NETHERLANDS - The €11.3bn pension fund for the Dutch printing industry PGB saw its return over the first nine months almost double to 13% thanks to an extensive interest and currency hedge.

Over the period, PGB returned 7.6% on investments, making considerable gains from a 60% hedge of the interest risks on its liabilities due to dropping interest rates, it said.

The 98% hedge on the main currencies - through currency forward contracts - also contributed to the scheme's performance.

However, because long-term interest rates - the criterion for discounting liabilities - fell from 3.18% in June to 2.79% in September, PGB's returns had a limited impact on its coverage ratio, which increased by 1.2 percentage points to 102.4% during the third quarter.

The scheme stressed that its present funding was in-line with the mapped out improvement in its the recovery plan, which has targeted a coverage ratio of 100.3% by year-end.

It also conceded it had yet to make financial provision for the most recent longevity predictions made by the Actuarial Society (AG).

Theo Flach, spokesman at PGB, said: "Although the AG has calculated 2% of additional liabilities, we are still analysing the effects for our specific population."

PGB has also recently appointed two experts as advisors on risk and asset management and is now lining up their appointment to the board, Flach said.

The pension fund said it was working on a new set-up for its board, as well as for balanced management and asset management.

PGB's fixed income investments returned 4.2% during the first nine months, with government bonds, credits and inflation-linked bonds generating 8%, 2.2% and 5.3%, respectively.

Emerging market bonds and high-yield bonds - returning 22% and 19.1%, respectively - were the best performing investments, while equity holdings returned 10.4%.

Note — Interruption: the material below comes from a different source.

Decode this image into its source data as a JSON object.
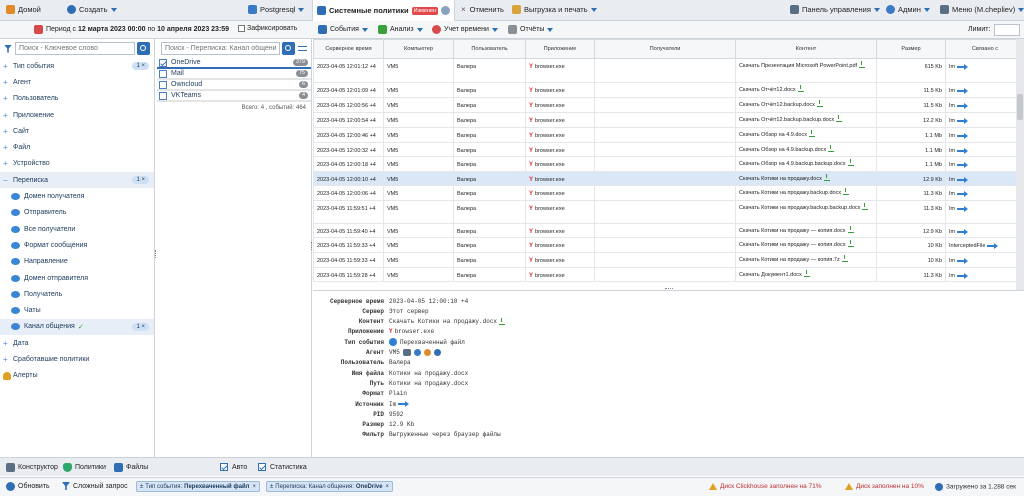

Property, commodities and hedge funds returned 5.8%, 0.9% and 1%, respectively.

The combined return for infrastructure and sustainable investments was 4.9%.